▸ **INSTRUCTIONS FOR THE TASK**: Reproduce all lines of the listing below in which the word "legend" occurs.

▸ **INPUT**:
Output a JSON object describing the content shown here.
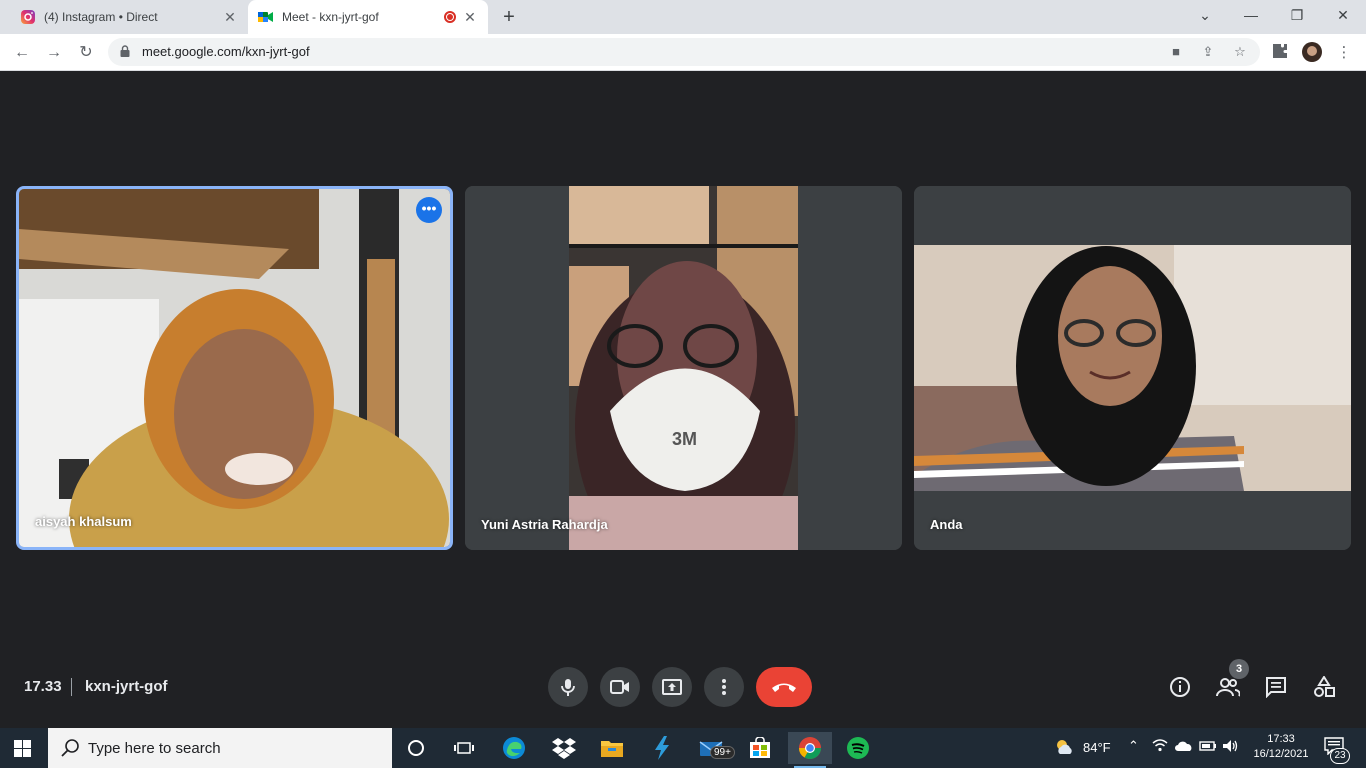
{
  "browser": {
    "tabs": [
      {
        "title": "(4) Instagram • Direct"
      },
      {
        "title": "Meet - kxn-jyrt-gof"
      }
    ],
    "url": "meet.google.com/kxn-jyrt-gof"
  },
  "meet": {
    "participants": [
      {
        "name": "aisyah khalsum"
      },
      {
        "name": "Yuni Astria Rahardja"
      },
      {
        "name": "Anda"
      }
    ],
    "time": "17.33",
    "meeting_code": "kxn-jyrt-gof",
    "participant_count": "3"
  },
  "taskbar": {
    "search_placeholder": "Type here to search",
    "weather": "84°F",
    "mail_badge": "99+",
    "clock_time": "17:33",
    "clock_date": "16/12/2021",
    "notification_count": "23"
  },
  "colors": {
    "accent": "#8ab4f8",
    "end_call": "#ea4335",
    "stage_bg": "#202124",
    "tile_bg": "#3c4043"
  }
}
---
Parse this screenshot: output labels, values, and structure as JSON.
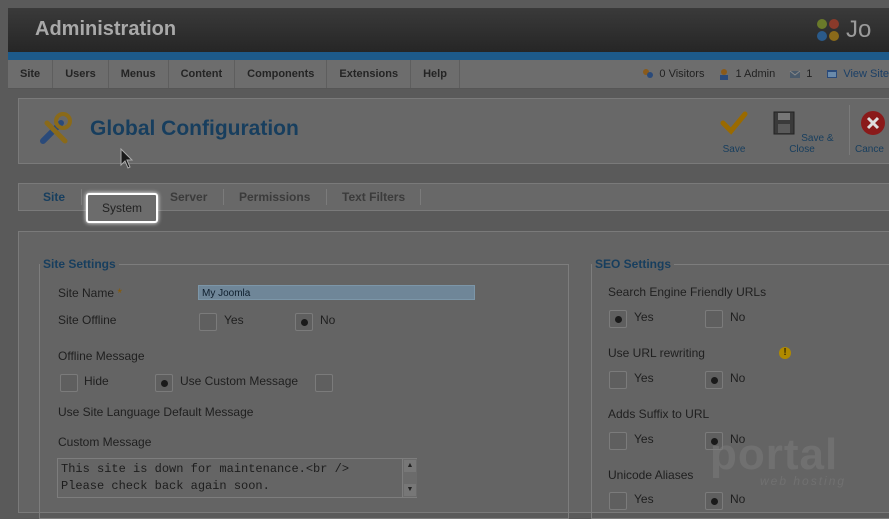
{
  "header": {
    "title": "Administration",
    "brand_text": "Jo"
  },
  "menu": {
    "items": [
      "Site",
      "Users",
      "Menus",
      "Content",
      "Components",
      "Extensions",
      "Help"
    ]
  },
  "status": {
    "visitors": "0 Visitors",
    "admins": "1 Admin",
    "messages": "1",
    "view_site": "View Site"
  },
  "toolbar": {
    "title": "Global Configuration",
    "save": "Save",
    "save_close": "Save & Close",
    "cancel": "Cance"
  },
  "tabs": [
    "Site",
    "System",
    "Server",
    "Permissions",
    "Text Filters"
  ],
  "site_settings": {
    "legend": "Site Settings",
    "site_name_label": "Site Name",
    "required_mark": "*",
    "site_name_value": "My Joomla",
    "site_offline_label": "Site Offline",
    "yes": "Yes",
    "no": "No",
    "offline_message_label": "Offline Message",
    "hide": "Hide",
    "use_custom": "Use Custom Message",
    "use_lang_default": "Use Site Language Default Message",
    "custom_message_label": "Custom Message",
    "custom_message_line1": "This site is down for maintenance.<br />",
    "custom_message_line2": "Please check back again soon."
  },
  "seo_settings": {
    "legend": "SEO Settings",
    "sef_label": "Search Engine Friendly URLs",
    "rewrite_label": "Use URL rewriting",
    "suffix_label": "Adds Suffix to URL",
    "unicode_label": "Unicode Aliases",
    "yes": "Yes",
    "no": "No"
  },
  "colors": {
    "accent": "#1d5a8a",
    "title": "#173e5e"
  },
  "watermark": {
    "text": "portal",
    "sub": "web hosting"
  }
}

▸ **SOLUTION TO THIS EXERCISE**:
    "legend": "Site Settings",
    "legend": "SEO Settings",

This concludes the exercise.